Otherwise, I’m pretty satisfied with it, and I think it might be my favorite of the line so far, as far as the articulation, sculpt, and coloration go–although some future contenders like the Wave 3 Gorgosaurus might challenge that. Since these just recently shipped to us Kickstarter backers, I imagine they should now be in supply for anyone else that wants one, such as at Creative Beast’s website itself, Big Bad Toy Store, Everything Dinosaur, and Minizoo, if not very soon. As mentioned earlier in the breakdown on Yutyrannus anatomy and environment, it is also worth mentioning that Dilong, Psittacosaurus, and Zhenyuanlong have also received Beasts of the Mesozoic figures in 1/6 scale, and in the case of Psittacosaurus, also in 1/18 scale. I hope the Dilong and Zhenyuanlong can receive the 1/18 scale treatment some day, as they would display nicely alongside this Yutyrannus, since again there is a possibility they might have coexisted with it. The PNSO Little Dinosaurs Sinosauropteryx might also be of interest, and might size up nicely alongside this figure. A little reminder that David Silva’s next Kickstarter project, the Cyberzoic series, is coming this October 3rd. Plenty of genera of interest are going to be included in it, such as Allosaurus, Carnotaurus, Dilophosaurus, Stegosaurus, Smilodon, and Utahraptor, as well as dragons.

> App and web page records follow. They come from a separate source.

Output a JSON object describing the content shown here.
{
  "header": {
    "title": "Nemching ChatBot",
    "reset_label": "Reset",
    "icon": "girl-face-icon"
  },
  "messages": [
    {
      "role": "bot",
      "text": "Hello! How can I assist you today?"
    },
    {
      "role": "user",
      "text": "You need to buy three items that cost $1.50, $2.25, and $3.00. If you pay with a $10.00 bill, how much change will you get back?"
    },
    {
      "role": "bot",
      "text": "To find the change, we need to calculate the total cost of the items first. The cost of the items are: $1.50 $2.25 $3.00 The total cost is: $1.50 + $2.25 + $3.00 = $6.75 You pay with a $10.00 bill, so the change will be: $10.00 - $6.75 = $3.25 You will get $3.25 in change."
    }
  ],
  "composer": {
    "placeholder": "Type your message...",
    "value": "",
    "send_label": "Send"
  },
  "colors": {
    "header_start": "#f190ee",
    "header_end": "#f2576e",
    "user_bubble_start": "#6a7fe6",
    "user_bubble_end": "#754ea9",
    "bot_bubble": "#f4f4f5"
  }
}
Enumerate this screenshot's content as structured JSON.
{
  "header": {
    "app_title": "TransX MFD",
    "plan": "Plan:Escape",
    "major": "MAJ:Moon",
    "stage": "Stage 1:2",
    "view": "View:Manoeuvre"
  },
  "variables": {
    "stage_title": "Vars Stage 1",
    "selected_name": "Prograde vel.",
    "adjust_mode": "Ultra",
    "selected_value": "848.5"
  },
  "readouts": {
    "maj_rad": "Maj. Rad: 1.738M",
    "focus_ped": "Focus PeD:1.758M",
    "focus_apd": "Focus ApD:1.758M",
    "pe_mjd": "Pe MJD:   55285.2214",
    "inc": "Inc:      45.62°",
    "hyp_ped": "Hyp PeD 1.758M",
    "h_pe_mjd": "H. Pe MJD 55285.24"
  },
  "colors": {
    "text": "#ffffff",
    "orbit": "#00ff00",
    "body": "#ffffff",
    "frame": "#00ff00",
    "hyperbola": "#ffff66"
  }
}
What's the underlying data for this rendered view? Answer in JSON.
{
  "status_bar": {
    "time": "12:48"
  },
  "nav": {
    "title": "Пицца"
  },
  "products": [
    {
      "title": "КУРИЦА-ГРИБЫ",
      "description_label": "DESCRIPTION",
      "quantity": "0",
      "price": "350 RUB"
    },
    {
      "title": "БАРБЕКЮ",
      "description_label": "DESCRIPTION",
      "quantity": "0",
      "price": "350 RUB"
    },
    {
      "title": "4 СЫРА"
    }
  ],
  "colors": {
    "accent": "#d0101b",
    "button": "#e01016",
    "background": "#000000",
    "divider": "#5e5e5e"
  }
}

Also, lastly a little fun fact: while working on this review, a new DLC for Jurassic World Evolution 2 was just released featuring Yutyrannus (as well as Sinosauropteryx, mentioned a few times throughout this review). By far my favorite media appearance of it so far, aside from its prior appearance in Ark: Survival Evolved (in which the Cyberzoic Carnotaurus will make a nice display mate as a homage to that game).